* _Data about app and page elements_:
○ ○ ○
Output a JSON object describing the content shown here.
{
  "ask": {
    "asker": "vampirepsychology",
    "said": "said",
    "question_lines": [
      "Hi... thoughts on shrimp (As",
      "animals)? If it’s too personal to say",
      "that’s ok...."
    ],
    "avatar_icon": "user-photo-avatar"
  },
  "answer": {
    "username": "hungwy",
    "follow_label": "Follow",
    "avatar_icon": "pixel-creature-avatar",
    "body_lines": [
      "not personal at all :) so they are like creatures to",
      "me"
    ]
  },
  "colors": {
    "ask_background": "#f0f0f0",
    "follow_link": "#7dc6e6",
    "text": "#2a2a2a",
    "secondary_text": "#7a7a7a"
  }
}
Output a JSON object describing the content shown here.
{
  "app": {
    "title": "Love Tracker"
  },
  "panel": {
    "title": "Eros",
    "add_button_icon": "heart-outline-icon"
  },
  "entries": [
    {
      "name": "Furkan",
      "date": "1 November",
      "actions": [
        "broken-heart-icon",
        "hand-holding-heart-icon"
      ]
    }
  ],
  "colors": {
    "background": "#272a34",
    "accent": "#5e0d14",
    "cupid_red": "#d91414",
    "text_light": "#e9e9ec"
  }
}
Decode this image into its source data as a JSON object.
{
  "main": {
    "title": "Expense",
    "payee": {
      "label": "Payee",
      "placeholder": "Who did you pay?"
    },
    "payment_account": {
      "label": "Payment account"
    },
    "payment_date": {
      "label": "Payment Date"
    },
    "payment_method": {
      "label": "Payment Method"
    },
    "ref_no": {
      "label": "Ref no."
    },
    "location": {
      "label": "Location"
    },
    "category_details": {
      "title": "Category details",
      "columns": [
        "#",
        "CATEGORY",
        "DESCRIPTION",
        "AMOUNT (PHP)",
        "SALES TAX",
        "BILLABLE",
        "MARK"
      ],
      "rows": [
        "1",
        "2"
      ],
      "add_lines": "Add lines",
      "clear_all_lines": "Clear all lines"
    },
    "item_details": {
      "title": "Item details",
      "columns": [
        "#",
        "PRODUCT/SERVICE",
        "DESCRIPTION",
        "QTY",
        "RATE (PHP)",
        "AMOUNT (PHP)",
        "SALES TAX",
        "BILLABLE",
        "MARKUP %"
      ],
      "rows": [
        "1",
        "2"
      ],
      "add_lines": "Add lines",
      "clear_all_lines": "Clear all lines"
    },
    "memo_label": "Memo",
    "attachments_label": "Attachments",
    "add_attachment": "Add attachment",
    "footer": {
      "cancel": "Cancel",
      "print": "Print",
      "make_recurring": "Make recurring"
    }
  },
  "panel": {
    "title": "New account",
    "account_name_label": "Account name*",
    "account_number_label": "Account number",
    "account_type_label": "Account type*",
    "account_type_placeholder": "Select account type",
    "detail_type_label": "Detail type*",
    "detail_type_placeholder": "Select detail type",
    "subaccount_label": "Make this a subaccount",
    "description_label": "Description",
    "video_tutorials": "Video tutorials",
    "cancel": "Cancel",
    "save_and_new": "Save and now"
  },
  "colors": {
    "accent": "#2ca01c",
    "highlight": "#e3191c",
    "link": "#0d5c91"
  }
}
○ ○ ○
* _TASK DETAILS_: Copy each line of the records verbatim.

* _EXPECTED ANSWER_:
Output a JSON object describing the content shown here.
{
  "ask": {
    "asker": "vampirepsychology",
    "said": "said",
    "question_lines": [
      "Hi... thoughts on shrimp (As",
      "animals)? If it’s too personal to say",
      "that’s ok...."
    ],
    "avatar_icon": "user-photo-avatar"
  },
  "answer": {
    "username": "hungwy",
    "follow_label": "Follow",
    "avatar_icon": "pixel-creature-avatar",
    "body_lines": [
      "not personal at all :) so they are like creatures to",
      "me"
    ]
  },
  "colors": {
    "ask_background": "#f0f0f0",
    "follow_link": "#7dc6e6",
    "text": "#2a2a2a",
    "secondary_text": "#7a7a7a"
  }
}
Output a JSON object describing the content shown here.
{
  "app": {
    "title": "Love Tracker"
  },
  "panel": {
    "title": "Eros",
    "add_button_icon": "heart-outline-icon"
  },
  "entries": [
    {
      "name": "Furkan",
      "date": "1 November",
      "actions": [
        "broken-heart-icon",
        "hand-holding-heart-icon"
      ]
    }
  ],
  "colors": {
    "background": "#272a34",
    "accent": "#5e0d14",
    "cupid_red": "#d91414",
    "text_light": "#e9e9ec"
  }
}
Decode this image into its source data as a JSON object.
{
  "main": {
    "title": "Expense",
    "payee": {
      "label": "Payee",
      "placeholder": "Who did you pay?"
    },
    "payment_account": {
      "label": "Payment account"
    },
    "payment_date": {
      "label": "Payment Date"
    },
    "payment_method": {
      "label": "Payment Method"
    },
    "ref_no": {
      "label": "Ref no."
    },
    "location": {
      "label": "Location"
    },
    "category_details": {
      "title": "Category details",
      "columns": [
        "#",
        "CATEGORY",
        "DESCRIPTION",
        "AMOUNT (PHP)",
        "SALES TAX",
        "BILLABLE",
        "MARK"
      ],
      "rows": [
        "1",
        "2"
      ],
      "add_lines": "Add lines",
      "clear_all_lines": "Clear all lines"
    },
    "item_details": {
      "title": "Item details",
      "columns": [
        "#",
        "PRODUCT/SERVICE",
        "DESCRIPTION",
        "QTY",
        "RATE (PHP)",
        "AMOUNT (PHP)",
        "SALES TAX",
        "BILLABLE",
        "MARKUP %"
      ],
      "rows": [
        "1",
        "2"
      ],
      "add_lines": "Add lines",
      "clear_all_lines": "Clear all lines"
    },
    "memo_label": "Memo",
    "attachments_label": "Attachments",
    "add_attachment": "Add attachment",
    "footer": {
      "cancel": "Cancel",
      "print": "Print",
      "make_recurring": "Make recurring"
    }
  },
  "panel": {
    "title": "New account",
    "account_name_label": "Account name*",
    "account_number_label": "Account number",
    "account_type_label": "Account type*",
    "account_type_placeholder": "Select account type",
    "detail_type_label": "Detail type*",
    "detail_type_placeholder": "Select detail type",
    "subaccount_label": "Make this a subaccount",
    "description_label": "Description",
    "video_tutorials": "Video tutorials",
    "cancel": "Cancel",
    "save_and_new": "Save and now"
  },
  "colors": {
    "accent": "#2ca01c",
    "highlight": "#e3191c",
    "link": "#0d5c91"
  }
}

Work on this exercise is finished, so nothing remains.